As I really gathered my thoughts about this “unfinished” ideology of ourselves, I began to dial into how people look at mental health—especially in artists. From what I have seen through constant art forms such as Josh Ovalle’s beautiful “Minimum Max” and the documentary In My Head is that many musicians struggle with the relationship of prescription medication for mental health and their creative output in correlation with their inner happiness. This struggle is amplified in our braindead societal/medical ideology of “pill intake = better person.”

But what a lot of people do not understand—and what I will only be able to sympathize with—is that many artists and people struggling with mental health feel that when these pills are ingested, they handicap, silence, and squander many of the creativities built deep within them. So, when they are off these pills, their creative output can reach its full potential. This struggle that these beautiful artists are living can only be described as heartbreaking.

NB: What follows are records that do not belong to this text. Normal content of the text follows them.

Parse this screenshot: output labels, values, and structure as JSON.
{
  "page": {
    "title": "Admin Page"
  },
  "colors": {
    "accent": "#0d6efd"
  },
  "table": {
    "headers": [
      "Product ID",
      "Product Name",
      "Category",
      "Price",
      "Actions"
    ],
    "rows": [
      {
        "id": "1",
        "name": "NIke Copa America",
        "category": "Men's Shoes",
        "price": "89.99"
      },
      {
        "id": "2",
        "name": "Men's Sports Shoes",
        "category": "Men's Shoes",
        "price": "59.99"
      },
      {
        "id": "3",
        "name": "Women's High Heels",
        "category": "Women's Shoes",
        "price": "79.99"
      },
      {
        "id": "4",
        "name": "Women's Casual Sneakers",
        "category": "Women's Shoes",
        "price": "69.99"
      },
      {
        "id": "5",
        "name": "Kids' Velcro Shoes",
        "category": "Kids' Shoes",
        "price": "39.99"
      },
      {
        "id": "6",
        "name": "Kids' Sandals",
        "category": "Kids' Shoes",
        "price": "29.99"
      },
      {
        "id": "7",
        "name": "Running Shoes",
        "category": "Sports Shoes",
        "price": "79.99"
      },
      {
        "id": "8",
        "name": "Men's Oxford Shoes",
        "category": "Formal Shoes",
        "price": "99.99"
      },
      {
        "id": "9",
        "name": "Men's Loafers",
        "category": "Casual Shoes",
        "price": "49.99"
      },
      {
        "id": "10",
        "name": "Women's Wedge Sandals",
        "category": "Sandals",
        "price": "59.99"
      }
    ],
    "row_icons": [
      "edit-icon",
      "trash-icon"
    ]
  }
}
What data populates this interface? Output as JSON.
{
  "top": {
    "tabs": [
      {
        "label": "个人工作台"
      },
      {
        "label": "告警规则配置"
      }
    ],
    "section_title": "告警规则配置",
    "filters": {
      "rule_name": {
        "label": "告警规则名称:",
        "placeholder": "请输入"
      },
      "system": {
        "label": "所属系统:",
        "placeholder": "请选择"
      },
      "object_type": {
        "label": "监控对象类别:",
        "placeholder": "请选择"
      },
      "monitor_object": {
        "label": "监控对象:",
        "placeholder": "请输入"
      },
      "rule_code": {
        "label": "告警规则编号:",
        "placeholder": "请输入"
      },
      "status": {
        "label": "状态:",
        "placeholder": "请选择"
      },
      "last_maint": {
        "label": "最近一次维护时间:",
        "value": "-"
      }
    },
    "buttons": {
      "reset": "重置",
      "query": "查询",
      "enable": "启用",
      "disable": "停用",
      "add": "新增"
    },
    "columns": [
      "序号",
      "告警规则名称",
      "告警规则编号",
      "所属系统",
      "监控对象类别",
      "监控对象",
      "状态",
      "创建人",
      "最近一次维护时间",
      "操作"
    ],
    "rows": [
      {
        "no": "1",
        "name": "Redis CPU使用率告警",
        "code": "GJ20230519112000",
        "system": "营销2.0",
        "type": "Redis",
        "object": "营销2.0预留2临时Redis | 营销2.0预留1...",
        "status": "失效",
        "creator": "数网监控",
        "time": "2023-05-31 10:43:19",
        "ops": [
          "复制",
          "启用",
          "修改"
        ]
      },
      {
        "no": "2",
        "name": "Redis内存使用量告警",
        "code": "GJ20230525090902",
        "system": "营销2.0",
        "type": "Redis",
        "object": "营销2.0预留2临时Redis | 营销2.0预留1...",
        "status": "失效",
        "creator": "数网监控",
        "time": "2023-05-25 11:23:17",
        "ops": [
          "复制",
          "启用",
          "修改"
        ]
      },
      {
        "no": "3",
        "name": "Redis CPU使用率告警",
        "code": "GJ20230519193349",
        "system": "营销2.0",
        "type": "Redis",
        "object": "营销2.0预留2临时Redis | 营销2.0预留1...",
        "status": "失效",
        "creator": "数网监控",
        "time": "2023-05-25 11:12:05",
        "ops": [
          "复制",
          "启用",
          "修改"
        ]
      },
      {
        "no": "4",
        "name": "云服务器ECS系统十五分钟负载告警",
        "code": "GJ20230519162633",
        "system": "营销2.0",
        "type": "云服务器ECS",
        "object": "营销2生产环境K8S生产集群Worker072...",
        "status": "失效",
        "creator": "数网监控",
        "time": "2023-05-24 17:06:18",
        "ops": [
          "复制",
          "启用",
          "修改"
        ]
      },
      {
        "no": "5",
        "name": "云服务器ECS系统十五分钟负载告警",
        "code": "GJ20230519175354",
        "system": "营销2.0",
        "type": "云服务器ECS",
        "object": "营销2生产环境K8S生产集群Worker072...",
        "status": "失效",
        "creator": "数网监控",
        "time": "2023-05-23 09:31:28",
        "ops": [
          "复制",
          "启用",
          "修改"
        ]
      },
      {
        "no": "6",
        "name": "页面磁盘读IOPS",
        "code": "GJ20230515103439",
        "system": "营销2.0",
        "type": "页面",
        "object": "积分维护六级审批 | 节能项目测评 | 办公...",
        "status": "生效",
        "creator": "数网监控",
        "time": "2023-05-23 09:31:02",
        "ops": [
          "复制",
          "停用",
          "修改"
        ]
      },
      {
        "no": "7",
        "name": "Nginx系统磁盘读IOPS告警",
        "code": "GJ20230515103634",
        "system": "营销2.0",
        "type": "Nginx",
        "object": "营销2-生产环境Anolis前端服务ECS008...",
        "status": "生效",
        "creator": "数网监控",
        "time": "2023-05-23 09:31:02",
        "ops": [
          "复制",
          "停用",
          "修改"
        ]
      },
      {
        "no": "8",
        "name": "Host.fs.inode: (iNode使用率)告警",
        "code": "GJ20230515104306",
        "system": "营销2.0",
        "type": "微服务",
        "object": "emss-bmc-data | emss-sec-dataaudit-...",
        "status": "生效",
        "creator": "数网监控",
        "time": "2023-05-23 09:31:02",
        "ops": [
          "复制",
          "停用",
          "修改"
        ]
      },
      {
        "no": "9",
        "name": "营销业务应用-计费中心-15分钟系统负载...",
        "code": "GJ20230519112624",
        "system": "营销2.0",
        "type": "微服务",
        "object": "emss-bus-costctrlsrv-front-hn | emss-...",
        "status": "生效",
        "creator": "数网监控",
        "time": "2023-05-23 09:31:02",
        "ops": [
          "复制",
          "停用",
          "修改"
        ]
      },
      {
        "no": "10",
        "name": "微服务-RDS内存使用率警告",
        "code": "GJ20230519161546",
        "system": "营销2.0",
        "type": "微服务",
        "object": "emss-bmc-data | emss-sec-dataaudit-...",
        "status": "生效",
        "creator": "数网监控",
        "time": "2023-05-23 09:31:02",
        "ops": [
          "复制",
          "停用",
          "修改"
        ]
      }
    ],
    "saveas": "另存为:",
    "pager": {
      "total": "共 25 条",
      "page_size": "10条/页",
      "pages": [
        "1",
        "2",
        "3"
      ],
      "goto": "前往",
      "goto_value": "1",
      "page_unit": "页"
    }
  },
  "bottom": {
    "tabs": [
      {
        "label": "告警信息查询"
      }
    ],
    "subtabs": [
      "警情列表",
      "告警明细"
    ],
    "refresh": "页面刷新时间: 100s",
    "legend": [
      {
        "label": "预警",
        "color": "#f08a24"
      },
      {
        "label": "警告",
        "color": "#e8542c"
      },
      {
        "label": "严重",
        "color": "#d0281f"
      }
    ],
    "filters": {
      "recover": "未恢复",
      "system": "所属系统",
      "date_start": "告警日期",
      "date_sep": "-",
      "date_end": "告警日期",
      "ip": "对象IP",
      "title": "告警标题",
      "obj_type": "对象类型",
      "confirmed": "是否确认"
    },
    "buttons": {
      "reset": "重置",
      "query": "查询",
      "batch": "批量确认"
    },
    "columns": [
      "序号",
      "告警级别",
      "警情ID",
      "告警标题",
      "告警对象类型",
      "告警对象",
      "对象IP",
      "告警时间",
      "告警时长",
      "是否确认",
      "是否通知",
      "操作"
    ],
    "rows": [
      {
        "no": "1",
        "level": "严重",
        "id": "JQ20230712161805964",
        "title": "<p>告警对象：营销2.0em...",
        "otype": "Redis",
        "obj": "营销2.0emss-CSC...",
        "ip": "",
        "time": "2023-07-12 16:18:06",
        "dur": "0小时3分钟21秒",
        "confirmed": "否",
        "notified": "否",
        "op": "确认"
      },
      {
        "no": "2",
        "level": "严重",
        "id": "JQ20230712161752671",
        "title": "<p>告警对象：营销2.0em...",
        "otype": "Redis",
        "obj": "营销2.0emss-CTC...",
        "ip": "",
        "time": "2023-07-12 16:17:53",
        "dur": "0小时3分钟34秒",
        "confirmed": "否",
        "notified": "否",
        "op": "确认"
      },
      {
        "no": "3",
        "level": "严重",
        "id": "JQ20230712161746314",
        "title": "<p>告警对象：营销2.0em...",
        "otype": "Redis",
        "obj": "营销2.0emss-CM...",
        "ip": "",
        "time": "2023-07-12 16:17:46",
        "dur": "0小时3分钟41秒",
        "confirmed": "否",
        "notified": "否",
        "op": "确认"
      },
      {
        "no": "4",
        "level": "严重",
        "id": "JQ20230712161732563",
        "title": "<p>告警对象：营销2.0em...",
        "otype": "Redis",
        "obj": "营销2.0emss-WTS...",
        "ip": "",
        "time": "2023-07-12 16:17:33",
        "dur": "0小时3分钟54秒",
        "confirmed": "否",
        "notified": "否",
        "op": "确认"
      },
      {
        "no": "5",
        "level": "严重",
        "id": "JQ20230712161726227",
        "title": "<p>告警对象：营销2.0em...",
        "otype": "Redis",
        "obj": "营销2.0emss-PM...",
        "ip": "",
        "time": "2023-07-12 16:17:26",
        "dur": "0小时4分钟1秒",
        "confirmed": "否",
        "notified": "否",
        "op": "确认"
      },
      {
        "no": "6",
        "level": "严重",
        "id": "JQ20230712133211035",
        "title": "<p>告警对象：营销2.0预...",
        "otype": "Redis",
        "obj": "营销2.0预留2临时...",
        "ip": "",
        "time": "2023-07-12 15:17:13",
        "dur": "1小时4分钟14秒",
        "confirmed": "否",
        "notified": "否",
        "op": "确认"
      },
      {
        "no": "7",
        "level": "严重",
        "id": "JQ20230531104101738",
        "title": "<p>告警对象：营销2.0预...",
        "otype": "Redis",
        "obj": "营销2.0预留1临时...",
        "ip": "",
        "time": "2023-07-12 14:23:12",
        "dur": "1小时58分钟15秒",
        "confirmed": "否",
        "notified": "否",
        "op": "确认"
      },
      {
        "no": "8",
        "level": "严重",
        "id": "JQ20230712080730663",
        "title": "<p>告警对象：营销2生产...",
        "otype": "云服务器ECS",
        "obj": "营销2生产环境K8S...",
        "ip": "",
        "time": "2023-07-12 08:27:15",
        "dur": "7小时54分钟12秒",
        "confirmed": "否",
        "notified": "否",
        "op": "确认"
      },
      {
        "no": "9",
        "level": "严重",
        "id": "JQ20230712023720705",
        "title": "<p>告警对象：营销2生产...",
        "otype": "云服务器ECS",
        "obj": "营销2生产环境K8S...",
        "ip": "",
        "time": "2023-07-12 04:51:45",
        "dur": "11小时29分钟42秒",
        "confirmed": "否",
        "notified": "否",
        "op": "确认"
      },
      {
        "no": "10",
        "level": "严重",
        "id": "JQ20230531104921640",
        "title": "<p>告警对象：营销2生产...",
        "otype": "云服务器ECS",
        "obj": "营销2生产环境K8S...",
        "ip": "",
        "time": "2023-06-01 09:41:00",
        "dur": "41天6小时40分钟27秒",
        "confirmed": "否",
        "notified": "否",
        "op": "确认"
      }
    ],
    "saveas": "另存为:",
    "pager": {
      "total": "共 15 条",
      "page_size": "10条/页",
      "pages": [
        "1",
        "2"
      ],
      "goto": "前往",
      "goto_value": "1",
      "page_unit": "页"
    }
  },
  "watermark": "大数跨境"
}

If these artists want to express themselves fully and decide to not take their medication, the inevitable will eventually strike—a manic episode. Since we simultaneously live in a media frenzy, once a hungry journalist or the disgusting leeches of TMZ or Daily Mail get a slight whiff of a story like this, they grab it, milk every last bit of the story, and finally paint a picture of these artists as “Psychos” or “Nutjobs.” When in reality, these artists are just battling an internal war with no means of escape.

So, this imminent story blows up and the public DEFINES the artist with this story. And once the public is spoon-fed these short-sighted words like “Psychos” or “Nutjobs,” more and more people only associate these artists with these awfully-limiting words. These artists are so much more than that.